The Evening Public Ledger soon became one of the most widely read dailies in Philadelphia, second only to the Evening Bulletin. The combined circulation of the Ledgers reached 700,000 in the 1920s, and Curtis bought high-speed presses to accommodate as many as six editions a day. By the 1920s, Curtis commissioned the construction of a building at Independence Square costing $15 million to house his newspaper publishing efforts.
Curtis directed the Evening Public Ledger for most of its existence, attempting to duplicate with newspapers his success with magazines. He served as the chairman of the editorial board in the paper’s earliest years with P.H. Whaley as the executive editor and John C. Martin, who married Curtis’ second wife’s daughter, as the general business manager. Curtis consolidated the city’s numerous papers by also purchasing the Philadelphia Press and the North American, both of which eventually folded or were absorbed by his Public Ledger.
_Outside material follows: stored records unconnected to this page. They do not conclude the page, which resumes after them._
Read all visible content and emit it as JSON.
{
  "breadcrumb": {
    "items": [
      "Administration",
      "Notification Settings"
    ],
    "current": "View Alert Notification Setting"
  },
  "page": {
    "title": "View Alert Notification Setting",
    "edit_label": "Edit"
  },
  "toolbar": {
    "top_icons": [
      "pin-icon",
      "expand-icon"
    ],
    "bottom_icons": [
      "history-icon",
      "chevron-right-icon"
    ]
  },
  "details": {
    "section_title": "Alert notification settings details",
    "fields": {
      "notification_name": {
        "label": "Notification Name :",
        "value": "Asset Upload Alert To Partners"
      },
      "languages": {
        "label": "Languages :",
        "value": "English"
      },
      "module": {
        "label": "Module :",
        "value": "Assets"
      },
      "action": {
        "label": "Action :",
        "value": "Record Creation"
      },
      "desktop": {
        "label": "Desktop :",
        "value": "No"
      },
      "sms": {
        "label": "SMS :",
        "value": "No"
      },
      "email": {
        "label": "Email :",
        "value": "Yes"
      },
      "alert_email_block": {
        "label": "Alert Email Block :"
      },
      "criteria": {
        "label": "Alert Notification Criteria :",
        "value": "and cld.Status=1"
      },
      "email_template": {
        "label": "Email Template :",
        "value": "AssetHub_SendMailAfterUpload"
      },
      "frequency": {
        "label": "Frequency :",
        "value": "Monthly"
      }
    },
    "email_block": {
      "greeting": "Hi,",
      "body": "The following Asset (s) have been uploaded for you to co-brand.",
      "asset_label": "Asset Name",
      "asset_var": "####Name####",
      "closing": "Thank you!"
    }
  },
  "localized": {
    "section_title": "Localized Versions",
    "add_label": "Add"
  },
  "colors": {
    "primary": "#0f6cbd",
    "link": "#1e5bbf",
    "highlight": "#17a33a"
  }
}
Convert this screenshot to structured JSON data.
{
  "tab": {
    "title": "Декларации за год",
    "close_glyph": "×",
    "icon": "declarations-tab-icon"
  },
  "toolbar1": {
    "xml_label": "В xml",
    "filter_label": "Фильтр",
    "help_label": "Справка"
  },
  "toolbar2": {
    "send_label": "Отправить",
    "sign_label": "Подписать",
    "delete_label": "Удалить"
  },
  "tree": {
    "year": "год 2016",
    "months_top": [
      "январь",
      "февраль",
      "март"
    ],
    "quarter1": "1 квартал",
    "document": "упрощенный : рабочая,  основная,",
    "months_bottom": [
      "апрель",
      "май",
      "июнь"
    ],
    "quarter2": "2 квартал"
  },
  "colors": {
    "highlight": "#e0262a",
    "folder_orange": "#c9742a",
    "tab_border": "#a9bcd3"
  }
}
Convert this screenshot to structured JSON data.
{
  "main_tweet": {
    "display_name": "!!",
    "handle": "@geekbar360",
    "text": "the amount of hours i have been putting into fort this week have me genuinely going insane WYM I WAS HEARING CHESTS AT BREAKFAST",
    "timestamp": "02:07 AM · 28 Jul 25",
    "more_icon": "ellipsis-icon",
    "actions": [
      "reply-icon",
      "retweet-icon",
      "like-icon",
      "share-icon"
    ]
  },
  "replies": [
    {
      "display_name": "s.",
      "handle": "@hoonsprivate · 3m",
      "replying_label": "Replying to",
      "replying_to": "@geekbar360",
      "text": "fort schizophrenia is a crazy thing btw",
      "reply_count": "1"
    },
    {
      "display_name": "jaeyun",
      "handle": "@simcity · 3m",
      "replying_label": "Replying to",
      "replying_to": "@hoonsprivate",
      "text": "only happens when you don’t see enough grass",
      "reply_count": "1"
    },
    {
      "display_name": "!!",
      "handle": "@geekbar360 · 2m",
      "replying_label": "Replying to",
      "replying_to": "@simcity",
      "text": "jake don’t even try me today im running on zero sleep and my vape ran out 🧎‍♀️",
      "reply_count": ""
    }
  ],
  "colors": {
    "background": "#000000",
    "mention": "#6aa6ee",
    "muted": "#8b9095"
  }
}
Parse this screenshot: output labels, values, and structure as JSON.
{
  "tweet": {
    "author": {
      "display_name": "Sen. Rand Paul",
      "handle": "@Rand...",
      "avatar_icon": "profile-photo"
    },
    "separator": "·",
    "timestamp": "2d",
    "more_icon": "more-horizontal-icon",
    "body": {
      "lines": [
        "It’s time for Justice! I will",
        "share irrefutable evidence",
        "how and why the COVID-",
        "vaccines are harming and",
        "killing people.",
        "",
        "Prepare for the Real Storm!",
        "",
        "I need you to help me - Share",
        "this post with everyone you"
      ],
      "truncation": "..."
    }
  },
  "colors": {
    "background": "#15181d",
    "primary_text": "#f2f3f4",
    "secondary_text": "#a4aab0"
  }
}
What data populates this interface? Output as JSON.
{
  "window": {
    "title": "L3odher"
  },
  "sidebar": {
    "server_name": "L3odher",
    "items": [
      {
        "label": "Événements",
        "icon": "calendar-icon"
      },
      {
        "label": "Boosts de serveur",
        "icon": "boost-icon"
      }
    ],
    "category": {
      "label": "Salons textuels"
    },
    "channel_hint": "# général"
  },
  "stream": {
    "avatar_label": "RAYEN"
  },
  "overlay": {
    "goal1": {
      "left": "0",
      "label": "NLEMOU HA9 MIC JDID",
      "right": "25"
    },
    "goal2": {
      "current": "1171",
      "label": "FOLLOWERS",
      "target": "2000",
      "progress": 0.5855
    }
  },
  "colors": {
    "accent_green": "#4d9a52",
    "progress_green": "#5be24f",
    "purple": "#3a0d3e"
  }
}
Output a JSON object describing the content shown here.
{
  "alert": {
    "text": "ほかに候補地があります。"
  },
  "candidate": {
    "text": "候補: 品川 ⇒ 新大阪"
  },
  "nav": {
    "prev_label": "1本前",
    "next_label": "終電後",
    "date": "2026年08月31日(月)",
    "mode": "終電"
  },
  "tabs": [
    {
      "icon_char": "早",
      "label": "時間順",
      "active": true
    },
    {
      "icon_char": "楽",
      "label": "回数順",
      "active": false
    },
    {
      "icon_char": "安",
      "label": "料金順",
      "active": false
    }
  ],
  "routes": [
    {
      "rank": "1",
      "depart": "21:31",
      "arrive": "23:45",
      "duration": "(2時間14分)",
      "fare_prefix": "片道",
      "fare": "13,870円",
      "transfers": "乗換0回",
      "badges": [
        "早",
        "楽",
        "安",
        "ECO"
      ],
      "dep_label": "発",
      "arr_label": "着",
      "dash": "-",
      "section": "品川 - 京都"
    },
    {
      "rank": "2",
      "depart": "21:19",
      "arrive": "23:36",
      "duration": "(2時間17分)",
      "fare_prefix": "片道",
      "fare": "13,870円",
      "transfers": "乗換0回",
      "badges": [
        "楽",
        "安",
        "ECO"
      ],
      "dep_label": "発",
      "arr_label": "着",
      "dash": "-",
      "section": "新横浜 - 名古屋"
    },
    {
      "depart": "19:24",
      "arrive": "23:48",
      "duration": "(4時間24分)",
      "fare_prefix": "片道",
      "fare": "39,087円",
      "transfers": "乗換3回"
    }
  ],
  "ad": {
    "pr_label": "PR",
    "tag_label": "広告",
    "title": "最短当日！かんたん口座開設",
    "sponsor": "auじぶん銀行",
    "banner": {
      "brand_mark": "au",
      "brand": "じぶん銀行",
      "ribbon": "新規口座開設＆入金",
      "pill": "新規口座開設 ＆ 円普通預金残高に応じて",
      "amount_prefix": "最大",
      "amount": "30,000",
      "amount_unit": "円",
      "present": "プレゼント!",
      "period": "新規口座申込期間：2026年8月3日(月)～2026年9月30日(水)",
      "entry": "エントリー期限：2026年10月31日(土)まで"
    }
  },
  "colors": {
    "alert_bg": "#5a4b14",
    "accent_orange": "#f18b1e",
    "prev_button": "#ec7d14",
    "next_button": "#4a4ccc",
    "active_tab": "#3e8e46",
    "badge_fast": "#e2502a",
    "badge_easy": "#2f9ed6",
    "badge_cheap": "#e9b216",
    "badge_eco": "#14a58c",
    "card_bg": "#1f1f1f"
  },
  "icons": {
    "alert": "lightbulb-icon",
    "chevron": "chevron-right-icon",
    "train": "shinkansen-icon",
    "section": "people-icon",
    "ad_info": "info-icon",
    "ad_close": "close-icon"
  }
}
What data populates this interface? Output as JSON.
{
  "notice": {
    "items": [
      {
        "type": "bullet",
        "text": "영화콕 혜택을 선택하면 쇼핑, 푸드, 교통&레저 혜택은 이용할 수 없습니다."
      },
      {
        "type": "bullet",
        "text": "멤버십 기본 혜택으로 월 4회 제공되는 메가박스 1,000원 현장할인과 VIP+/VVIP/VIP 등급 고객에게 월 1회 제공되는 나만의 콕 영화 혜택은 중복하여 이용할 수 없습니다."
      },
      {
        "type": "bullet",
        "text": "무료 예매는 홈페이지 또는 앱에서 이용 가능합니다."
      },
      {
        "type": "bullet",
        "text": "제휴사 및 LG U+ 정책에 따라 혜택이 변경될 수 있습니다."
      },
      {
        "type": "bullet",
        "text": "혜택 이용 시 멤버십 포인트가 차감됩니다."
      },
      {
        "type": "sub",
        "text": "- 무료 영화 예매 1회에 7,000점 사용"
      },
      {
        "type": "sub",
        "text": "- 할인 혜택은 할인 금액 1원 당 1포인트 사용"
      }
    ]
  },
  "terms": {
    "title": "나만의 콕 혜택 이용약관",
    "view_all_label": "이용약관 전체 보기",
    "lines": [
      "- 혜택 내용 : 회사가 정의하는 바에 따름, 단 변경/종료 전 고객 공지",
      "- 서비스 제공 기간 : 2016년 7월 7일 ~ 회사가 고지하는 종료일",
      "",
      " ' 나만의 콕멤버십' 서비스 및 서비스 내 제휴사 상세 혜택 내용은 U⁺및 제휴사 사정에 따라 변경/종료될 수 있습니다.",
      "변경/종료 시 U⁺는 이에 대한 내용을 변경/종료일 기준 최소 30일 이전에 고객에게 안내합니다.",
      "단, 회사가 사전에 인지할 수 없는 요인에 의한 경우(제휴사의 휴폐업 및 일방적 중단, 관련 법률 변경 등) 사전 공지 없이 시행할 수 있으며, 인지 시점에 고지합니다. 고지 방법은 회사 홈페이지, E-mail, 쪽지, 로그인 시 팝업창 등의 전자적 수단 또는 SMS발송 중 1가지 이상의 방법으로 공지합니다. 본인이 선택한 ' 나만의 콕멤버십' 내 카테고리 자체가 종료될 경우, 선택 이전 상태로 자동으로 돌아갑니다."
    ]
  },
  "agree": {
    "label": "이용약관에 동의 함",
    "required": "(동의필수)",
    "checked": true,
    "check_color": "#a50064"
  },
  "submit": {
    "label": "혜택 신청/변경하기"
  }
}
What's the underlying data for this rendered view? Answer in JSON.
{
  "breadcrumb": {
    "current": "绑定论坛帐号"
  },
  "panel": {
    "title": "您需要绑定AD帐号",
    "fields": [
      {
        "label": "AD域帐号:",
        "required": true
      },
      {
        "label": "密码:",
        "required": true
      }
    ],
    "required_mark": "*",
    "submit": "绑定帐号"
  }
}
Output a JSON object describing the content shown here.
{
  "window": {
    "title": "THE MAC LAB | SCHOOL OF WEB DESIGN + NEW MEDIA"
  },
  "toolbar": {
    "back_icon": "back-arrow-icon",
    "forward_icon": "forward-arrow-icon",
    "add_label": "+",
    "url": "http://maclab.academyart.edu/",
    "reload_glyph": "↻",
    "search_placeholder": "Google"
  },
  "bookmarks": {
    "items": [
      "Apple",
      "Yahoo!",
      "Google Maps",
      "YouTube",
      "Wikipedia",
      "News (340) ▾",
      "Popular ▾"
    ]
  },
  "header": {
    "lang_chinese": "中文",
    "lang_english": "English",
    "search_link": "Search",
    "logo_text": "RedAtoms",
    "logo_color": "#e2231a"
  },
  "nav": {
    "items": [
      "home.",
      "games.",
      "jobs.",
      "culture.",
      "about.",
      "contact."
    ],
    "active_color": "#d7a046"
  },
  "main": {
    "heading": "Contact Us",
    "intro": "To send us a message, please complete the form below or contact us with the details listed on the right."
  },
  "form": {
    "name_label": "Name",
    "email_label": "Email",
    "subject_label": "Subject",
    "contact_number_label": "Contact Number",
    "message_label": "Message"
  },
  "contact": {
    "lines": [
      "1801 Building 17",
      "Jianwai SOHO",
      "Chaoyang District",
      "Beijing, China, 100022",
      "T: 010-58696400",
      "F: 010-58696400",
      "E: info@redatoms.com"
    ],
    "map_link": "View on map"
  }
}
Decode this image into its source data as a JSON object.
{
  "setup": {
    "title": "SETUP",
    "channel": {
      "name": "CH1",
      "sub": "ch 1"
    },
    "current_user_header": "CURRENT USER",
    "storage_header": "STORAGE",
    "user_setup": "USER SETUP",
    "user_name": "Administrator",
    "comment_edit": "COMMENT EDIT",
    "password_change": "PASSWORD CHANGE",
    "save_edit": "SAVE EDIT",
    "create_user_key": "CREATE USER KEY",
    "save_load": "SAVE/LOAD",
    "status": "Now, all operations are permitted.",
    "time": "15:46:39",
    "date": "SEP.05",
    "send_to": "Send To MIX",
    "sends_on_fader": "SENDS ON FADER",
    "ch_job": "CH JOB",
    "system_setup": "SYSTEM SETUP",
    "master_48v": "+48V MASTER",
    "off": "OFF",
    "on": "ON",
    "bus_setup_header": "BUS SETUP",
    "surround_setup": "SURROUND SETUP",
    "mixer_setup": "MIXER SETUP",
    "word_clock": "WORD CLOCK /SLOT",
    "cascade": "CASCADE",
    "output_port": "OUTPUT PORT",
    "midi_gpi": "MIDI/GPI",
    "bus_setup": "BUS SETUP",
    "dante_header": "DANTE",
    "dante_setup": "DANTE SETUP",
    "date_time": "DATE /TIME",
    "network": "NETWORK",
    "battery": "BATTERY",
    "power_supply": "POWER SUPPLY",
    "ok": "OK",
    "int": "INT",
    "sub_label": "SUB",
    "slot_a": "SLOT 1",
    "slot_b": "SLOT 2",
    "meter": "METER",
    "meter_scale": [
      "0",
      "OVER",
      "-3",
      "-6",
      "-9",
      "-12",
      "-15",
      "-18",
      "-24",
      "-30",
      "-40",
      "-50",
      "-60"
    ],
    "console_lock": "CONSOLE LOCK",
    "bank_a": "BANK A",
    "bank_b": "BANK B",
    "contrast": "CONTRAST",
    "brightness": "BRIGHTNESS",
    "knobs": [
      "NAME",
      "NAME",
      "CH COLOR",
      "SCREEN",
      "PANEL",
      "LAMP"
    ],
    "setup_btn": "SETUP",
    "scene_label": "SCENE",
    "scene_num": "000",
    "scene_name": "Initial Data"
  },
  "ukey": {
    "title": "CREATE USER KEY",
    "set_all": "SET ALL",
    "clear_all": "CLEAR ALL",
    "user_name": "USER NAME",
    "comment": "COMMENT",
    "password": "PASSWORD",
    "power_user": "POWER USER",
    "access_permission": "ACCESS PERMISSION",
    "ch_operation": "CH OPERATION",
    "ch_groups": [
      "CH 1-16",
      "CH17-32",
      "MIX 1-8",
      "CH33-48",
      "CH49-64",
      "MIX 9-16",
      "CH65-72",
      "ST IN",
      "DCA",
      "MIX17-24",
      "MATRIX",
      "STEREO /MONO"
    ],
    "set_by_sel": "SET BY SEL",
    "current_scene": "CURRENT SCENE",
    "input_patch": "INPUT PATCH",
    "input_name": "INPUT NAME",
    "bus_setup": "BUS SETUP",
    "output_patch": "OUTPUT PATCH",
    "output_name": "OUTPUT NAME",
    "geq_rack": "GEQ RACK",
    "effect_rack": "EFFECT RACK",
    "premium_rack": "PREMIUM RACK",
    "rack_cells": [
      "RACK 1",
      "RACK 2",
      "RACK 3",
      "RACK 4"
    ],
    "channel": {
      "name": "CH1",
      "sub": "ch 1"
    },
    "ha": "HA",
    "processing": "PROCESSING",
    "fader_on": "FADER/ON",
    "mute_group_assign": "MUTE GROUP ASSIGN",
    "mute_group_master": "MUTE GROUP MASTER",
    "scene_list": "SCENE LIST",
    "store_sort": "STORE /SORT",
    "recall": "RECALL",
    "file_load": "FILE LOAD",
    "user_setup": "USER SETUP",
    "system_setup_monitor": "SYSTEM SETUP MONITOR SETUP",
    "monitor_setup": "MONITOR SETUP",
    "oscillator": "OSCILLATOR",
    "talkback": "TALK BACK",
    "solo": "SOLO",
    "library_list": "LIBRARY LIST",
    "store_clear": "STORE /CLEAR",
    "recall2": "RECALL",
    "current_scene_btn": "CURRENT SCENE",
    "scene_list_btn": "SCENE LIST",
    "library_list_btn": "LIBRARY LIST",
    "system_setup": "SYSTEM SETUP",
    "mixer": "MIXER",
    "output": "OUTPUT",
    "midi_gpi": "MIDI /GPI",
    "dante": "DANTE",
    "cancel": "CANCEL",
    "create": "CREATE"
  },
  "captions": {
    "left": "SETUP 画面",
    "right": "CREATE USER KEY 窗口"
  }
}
Curtis later purchased the Philadelphia Inquirer, positioning it as a competitor of the Public Ledger, but the Inquirer absorbed the latter upon Curtis’ death in 1934.
While the Public Ledger ceased publication, the Evening Public Ledger would continue for almost a decade before being purchased by Robert Cresswell in 1941 and folding in 1942 after a court-ordered liquidation. The last editorial board for the Evening Public Ledger consisted of new owner Robert Cresswell as publisher; Charles Munroe Morrison as editor; Harry E. Nason, Jr. as executive editor; and Edwin J. Pollock as managing editor.
Provided by: Penn State University Libraries; University Park, PA